EXERCISE OBJECTIVE —
Across the listing, tally the lines in which the word "true" occurs, then report the tally alone.
· · · ·
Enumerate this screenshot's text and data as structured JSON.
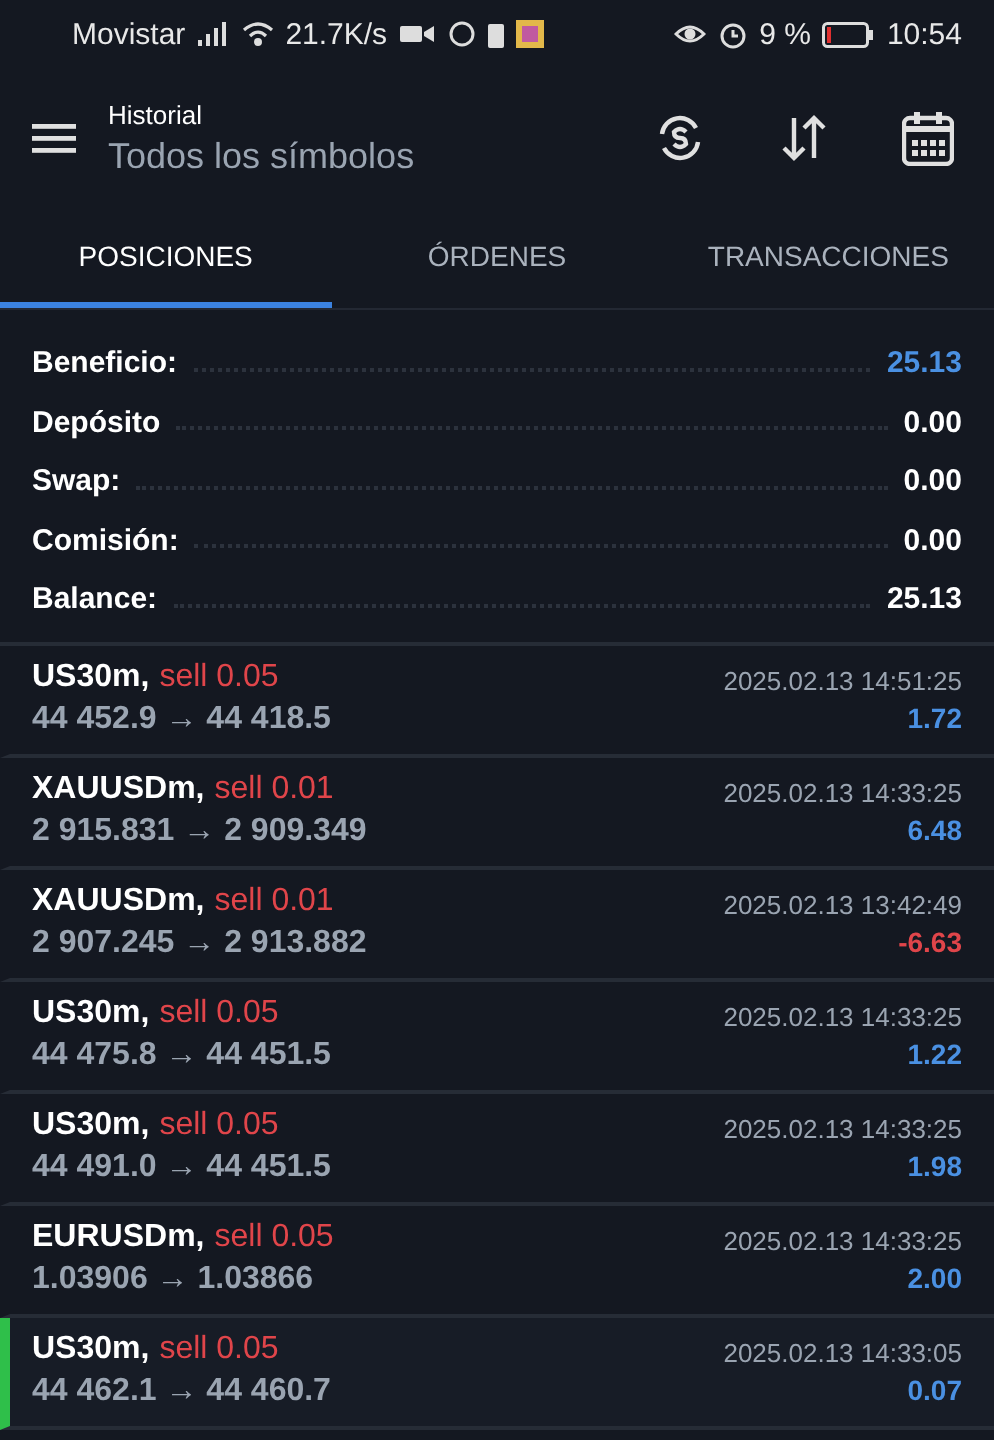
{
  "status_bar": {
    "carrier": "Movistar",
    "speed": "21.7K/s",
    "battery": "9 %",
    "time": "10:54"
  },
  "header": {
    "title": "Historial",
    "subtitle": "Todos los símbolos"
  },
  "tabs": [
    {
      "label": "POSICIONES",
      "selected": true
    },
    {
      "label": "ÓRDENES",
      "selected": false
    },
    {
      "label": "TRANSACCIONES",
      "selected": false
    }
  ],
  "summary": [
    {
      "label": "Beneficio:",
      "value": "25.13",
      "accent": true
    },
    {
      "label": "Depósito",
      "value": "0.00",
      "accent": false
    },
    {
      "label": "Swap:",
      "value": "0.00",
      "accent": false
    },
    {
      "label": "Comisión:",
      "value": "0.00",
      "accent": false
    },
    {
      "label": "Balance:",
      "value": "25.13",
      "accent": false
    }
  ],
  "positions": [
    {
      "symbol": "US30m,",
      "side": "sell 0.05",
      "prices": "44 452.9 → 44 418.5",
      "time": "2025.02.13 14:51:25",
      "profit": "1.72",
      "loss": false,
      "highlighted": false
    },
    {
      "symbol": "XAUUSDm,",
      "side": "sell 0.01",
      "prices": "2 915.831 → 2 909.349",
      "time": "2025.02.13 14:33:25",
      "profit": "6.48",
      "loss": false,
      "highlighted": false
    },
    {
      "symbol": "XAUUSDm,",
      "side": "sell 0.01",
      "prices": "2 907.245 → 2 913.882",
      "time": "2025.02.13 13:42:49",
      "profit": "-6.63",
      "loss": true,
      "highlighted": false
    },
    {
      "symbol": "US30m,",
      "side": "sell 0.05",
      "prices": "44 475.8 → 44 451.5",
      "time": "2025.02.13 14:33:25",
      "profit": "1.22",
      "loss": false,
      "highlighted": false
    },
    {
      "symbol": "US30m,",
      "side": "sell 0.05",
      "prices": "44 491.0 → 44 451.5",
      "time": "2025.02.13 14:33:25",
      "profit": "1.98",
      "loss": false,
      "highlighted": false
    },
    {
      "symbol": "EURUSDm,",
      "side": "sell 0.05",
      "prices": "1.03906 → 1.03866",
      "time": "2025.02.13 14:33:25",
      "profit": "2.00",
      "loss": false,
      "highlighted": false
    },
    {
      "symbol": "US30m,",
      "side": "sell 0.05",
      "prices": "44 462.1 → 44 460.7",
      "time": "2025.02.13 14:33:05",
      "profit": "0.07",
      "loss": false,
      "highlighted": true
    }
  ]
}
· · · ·
RESPONSE BELOW —
4